Because of the intricacies of the game, there are a lot of different ways things can go off the rails. If the cards don’t work the right way, it can get out of hand in a hurry. That might get frustrating for some, but it’s actually not as extreme as it looks. When you learn the game, it becomes perfectly beatable. In fact, I think it might actually be a little too easy to beat when you know what you’re doing. There are eight expansions (!) available for the game, and I would recommend tossing the next one in whenever the game gets played out for you. My experience with them is pretty limited (I only have the base game and the Curse of the Dark Pharaoh expansion), but I’m already ready to get another one, probably Dunwich Horror. I haven’t lost in a while.
At least a couple of the mechanisms bear mentioning. First of all, I am a big fan of the skill check system. Each character has a set of six skills. A card or event will call for you to use a particular skill to resolve an action. That means you roll six-sided dice equal to the number on that skill, plus or minus any modifiers. Fives and sixes count as successes. It’s a great system, because it allows you to assess risk right off the bat, and although you can load up a stat to kill a skill check, there’s always the possibility that it will fail. It’s a great way to inject tension into the game, and it’s a very quick system.
I also really like the combat system. It utilizes the skill check system to give you some really cool options when you face a monster.
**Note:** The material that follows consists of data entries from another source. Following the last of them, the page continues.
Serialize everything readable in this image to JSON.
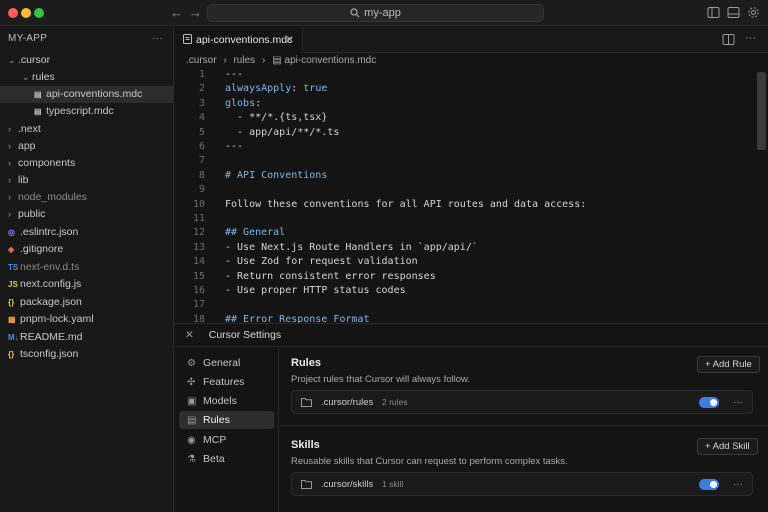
{
  "titlebar": {
    "search_text": "my-app",
    "back_glyph": "←",
    "forward_glyph": "→"
  },
  "sidebar": {
    "title": "MY-APP",
    "more_glyph": "···",
    "items": [
      {
        "label": ".cursor",
        "chevron": "⌄",
        "icon": "",
        "icon_name": "folder-open"
      },
      {
        "label": "rules",
        "chevron": "⌄",
        "icon": "",
        "icon_name": "folder-open"
      },
      {
        "label": "api-conventions.mdc",
        "chevron": "",
        "icon": "▤",
        "icon_name": "file-icon"
      },
      {
        "label": "typescript.mdc",
        "chevron": "",
        "icon": "▤",
        "icon_name": "file-icon"
      },
      {
        "label": ".next",
        "chevron": "›",
        "icon": "",
        "icon_name": "folder"
      },
      {
        "label": "app",
        "chevron": "›",
        "icon": "",
        "icon_name": "folder"
      },
      {
        "label": "components",
        "chevron": "›",
        "icon": "",
        "icon_name": "folder"
      },
      {
        "label": "lib",
        "chevron": "›",
        "icon": "",
        "icon_name": "folder"
      },
      {
        "label": "node_modules",
        "chevron": "›",
        "icon": "",
        "icon_name": "folder"
      },
      {
        "label": "public",
        "chevron": "›",
        "icon": "",
        "icon_name": "folder"
      },
      {
        "label": ".eslintrc.json",
        "chevron": "",
        "icon": "◎",
        "icon_name": "eslint-icon"
      },
      {
        "label": ".gitignore",
        "chevron": "",
        "icon": "◆",
        "icon_name": "git-icon"
      },
      {
        "label": "next-env.d.ts",
        "chevron": "",
        "icon": "TS",
        "icon_name": "typescript-icon"
      },
      {
        "label": "next.config.js",
        "chevron": "",
        "icon": "JS",
        "icon_name": "javascript-icon"
      },
      {
        "label": "package.json",
        "chevron": "",
        "icon": "{}",
        "icon_name": "json-icon"
      },
      {
        "label": "pnpm-lock.yaml",
        "chevron": "",
        "icon": "▦",
        "icon_name": "pnpm-icon"
      },
      {
        "label": "README.md",
        "chevron": "",
        "icon": "M↓",
        "icon_name": "markdown-icon"
      },
      {
        "label": "tsconfig.json",
        "chevron": "",
        "icon": "{}",
        "icon_name": "json-icon"
      }
    ]
  },
  "editor": {
    "tab_label": "api-conventions.mdc",
    "tab_close": "✕",
    "breadcrumb": [
      ".cursor",
      "rules",
      "api-conventions.mdc"
    ],
    "breadcrumb_sep": "›",
    "lines": [
      {
        "n": "1",
        "t": "---"
      },
      {
        "n": "2",
        "k": "alwaysApply",
        "p": ": ",
        "v": "true"
      },
      {
        "n": "3",
        "k": "globs",
        "p": ":"
      },
      {
        "n": "4",
        "t": "  - **/*.{ts,tsx}"
      },
      {
        "n": "5",
        "t": "  - app/api/**/*.ts"
      },
      {
        "n": "6",
        "t": "---"
      },
      {
        "n": "7",
        "t": ""
      },
      {
        "n": "8",
        "h": "# API Conventions"
      },
      {
        "n": "9",
        "t": ""
      },
      {
        "n": "10",
        "t": "Follow these conventions for all API routes and data access:"
      },
      {
        "n": "11",
        "t": ""
      },
      {
        "n": "12",
        "h": "## General"
      },
      {
        "n": "13",
        "t": "- Use Next.js Route Handlers in `app/api/`"
      },
      {
        "n": "14",
        "t": "- Use Zod for request validation"
      },
      {
        "n": "15",
        "t": "- Return consistent error responses"
      },
      {
        "n": "16",
        "t": "- Use proper HTTP status codes"
      },
      {
        "n": "17",
        "t": ""
      },
      {
        "n": "18",
        "h": "## Error Response Format"
      }
    ]
  },
  "settings": {
    "title": "Cursor Settings",
    "close_glyph": "✕",
    "nav": [
      {
        "label": "General",
        "icon": "⚙",
        "icon_name": "gear-icon"
      },
      {
        "label": "Features",
        "icon": "✣",
        "icon_name": "features-icon"
      },
      {
        "label": "Models",
        "icon": "▣",
        "icon_name": "models-icon"
      },
      {
        "label": "Rules",
        "icon": "▤",
        "icon_name": "rules-icon"
      },
      {
        "label": "MCP",
        "icon": "◉",
        "icon_name": "mcp-icon"
      },
      {
        "label": "Beta",
        "icon": "⚗",
        "icon_name": "beta-icon"
      }
    ],
    "rules": {
      "title": "Rules",
      "desc": "Project rules that Cursor will always follow.",
      "add_label": "+ Add Rule",
      "row_name": ".cursor/rules",
      "row_count": "2 rules",
      "enabled": true
    },
    "skills": {
      "title": "Skills",
      "desc": "Reusable skills that Cursor can request to perform complex tasks.",
      "add_label": "+ Add Skill",
      "row_name": ".cursor/skills",
      "row_count": "1 skill",
      "enabled": true
    },
    "row_more": "···"
  },
  "colors": {
    "accent": "#3d7fe0",
    "code_keyword": "#7fb5e8"
  }
}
Don’t think you can take them? You might be able to sneak by them and avoid fighting altogether. And if you choose to fight, look out: it might be so terrifying that your mind breaks just a little. It packs the game with lots of tension and story-telling, and it goes a long way towards making the game fun, even in failure.
And I think the narrative is really what I like about the game most of all. It tells a very cohesive story. It reminds me a lot of the excellent Tales of the Arabian Nights, but with a much more fleshed-out game at its core. Still, that paragraph system is right there. It’s just tied to decks of cards instead of a huge book.
Complexity works for this game, but it’s also a very real hurdle to overcome. The basic structure of the game isn’t too complicated, but every different outcome produces a different set of things that need to be done. The game is loaded with housekeeping. Every turn requires you to adjust this and that, and every thing that needs adjusted has its own set of rules. I’ve read the rules through a couple of times, and they do make sense, but it’s really easy to miss something. There are a lot of player aids out there, including at least one or two flowcharts, that are pretty much necessary for the game. But the best way to learn is to have someone else who knows the game well teach you. That person can act as a de facto game-master, and simply take care of a lot of that housekeeping inherent in the design.
But if you can crack through that, it’s a very rewarding game. Not rewarding in the conventional sense exactly. It’s such a complex game that randomness can have a drastic effect on the outcome. There are a couple different ways to win, and a few more to lose, but you can’t really gun for any of them with much certainty. The different factors ensure that your plans will sometimes go awry. But even if you lose, you’ll have fun. It’s hard to not like a game that allows you to travel to another world and debate with some weird creature. I’ve never been allowed to do that in Power Grid.